   // the actual keys and values
   keys [8]K
   vals [8]V

   // points to the next overflow bucket
   overflow *mapbucket[K, V]

(A given hash table bucket can have an arbitrary number of overflow buckets chained off it, but Go expands the hash table whenever the total number of overflow buckets gets big enough.)

Putting the keys and values into separate arrays allows the Go runtime to eliminate padding that would be necessary for some maps, such as a map[int64]int8 (where each single byte of value would have to be padded to 8-byte boundaries so the 64-bit integer keys would stay aligned).

I believe that overflow buckets are just allocated on their own, as stand-alone objects. However, non-overflow buckets are in a big array, as mentioned in the comment above. This is pointed to by the Go runtime hmap struct:

// A header for a Go map.
type hmap struct {
    buckets unsafe.Pointer // array of 2^B Buckets. may be nil if count==0.

Now I can talk about the answer to Sean Barrett's guess. In theory Go could allow you to have a pointer to a map value without anything breaking (and array elements are addressable, so there is no language problem with it). However, allowing this and having people use it would have significantly undesirable consequences for memory usage and would also not quite do what people want.

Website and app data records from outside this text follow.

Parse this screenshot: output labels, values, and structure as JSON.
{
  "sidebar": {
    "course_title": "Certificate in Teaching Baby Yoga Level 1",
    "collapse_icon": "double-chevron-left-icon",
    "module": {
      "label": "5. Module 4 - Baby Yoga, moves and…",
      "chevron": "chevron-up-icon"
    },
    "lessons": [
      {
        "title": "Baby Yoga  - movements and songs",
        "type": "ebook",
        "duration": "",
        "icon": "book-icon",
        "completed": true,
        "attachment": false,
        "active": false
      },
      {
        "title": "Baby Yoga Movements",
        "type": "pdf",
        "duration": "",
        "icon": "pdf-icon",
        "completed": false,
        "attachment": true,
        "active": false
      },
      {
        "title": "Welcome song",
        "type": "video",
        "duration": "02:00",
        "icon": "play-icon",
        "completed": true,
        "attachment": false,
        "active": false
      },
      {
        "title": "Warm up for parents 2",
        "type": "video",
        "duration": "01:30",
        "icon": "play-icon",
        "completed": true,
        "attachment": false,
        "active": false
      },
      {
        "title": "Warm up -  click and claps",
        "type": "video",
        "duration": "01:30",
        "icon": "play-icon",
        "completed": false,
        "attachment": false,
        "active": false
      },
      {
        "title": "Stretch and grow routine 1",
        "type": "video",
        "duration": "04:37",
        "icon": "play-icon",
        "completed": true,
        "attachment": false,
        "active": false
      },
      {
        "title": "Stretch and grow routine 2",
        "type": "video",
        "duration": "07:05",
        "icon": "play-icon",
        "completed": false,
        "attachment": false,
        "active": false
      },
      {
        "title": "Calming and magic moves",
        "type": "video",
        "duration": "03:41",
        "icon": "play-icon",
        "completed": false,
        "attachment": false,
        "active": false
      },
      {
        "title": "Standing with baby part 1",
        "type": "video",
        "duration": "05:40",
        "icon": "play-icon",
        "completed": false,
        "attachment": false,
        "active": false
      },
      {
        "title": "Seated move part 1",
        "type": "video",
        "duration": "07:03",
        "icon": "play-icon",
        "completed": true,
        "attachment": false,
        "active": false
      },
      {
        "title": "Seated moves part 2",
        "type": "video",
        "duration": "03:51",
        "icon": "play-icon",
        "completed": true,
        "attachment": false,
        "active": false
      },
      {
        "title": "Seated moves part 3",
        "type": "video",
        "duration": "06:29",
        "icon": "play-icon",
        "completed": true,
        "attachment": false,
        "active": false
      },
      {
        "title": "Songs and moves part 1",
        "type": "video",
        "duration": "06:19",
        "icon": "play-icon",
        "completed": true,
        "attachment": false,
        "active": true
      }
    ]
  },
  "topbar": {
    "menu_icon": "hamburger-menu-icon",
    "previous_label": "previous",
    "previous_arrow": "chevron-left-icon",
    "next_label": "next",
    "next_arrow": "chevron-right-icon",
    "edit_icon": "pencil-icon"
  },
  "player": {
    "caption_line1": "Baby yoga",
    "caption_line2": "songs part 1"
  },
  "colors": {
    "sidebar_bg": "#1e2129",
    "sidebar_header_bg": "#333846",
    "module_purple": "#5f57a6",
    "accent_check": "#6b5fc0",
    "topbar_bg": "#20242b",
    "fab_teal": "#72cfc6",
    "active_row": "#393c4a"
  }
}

The problem comes about because in Go, interior pointers keep the whole object alive. Here, the object is at least a map bucket of eight keys and eight values (instead of just one value). If the map bucket is an overflow bucket, it's not part of any other object (although it points to anything else in its chain). However, if the map bucket isn't an overflow bucket, it's part of a big array of them. Go giving you a single pointer to a single value in a non-overflow would most likely keep all keys and values in that iteration of the map alive.

This leads to how such pointers wouldn't do what you want. Here's how map.go describes growing the hash tables that are maps:

// When the hashtable grows, we allocate a new array
// of buckets twice as big. Buckets are incrementally
// copied from the old bucket array to the new bucket array.

When Go copies an old bucket from the old bucket array to the new bucket array, this is a value copy, the same as any other value copy. Naturally, pointers to something inside the old value would not be updated to point to the same thing inside the new value, any more than they would be with any other sort of value copy. This means that your pointer to a map value would unpredictably stop referring to the live version of that value in the current map as the map grew.

programming/GoHowMapsStored written at 00:22:53; Add Comment

Page tools: See As Normal.
Login: Password:
Atom Syndication: Recent Pages, Recent Comments.

This dinky wiki is brought to you by the Insane Hackers Guild, Python sub-branch.